→ **ACTIVITY**: Within the entries below, find every line that has the string "reviews", then copy it.

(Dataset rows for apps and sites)
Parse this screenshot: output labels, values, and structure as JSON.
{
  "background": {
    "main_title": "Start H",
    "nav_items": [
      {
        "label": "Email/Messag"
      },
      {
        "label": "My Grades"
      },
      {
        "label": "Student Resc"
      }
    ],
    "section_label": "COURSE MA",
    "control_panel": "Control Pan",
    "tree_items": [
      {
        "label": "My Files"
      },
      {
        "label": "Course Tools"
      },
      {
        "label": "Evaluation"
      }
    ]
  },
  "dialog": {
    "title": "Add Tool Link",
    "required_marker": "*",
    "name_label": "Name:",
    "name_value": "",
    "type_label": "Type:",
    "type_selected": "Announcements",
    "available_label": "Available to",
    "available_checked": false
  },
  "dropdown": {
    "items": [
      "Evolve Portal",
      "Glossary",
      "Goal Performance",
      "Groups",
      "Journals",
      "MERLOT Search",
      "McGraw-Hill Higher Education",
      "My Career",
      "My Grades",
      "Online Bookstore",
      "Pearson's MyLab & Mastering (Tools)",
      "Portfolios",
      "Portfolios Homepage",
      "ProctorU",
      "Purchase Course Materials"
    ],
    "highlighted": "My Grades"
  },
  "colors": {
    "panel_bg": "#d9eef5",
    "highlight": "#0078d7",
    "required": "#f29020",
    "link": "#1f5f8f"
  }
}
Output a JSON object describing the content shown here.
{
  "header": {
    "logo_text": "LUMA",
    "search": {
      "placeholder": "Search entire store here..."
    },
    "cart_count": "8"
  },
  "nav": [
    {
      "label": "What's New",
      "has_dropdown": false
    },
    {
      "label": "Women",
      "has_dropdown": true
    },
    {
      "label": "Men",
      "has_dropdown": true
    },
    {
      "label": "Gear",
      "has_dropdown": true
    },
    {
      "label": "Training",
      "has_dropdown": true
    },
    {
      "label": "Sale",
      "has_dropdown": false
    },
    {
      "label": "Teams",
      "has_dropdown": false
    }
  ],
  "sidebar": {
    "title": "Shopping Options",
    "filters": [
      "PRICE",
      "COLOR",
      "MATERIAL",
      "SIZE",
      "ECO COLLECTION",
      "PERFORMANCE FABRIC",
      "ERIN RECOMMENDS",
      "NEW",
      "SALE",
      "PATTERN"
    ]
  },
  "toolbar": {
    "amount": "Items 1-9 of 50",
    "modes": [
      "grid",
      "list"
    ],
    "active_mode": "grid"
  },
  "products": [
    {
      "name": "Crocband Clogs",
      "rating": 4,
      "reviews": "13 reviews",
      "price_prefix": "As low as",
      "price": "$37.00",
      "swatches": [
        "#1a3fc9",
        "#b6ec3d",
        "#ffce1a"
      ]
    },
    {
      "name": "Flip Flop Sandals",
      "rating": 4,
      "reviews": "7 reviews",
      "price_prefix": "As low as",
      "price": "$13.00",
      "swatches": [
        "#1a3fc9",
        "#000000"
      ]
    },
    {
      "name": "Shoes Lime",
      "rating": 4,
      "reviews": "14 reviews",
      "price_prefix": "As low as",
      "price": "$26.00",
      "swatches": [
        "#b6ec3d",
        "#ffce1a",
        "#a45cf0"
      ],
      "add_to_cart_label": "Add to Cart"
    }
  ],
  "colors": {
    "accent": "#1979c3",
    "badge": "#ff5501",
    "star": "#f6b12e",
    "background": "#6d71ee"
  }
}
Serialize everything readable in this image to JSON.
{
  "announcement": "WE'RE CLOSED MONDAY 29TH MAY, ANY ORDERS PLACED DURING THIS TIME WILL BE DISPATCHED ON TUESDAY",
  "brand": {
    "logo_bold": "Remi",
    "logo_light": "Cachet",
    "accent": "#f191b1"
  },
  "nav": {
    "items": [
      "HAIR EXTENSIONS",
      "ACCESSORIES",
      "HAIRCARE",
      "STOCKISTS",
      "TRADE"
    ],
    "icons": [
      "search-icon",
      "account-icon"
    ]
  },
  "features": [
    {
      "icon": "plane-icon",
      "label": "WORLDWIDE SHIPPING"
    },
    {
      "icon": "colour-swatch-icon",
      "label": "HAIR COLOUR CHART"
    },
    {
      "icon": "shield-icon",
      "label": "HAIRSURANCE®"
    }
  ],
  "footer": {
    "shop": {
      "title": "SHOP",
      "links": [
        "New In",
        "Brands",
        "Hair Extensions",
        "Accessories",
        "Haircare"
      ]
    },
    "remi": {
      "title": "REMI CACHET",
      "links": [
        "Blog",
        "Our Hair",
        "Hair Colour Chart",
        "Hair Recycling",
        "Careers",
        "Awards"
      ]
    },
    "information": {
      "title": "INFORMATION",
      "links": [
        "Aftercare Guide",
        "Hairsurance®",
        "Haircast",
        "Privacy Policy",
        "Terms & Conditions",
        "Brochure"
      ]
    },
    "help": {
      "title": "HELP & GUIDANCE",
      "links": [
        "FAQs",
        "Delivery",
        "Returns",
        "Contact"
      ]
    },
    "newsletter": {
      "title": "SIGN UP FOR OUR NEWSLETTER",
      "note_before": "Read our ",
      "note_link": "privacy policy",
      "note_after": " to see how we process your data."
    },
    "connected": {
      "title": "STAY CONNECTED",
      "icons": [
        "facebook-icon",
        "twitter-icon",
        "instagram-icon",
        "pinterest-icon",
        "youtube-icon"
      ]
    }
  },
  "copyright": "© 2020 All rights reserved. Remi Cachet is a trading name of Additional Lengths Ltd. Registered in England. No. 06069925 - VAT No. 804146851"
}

→ **REPLY**:
      "reviews": "13 reviews",
      "reviews": "7 reviews",
      "reviews": "14 reviews",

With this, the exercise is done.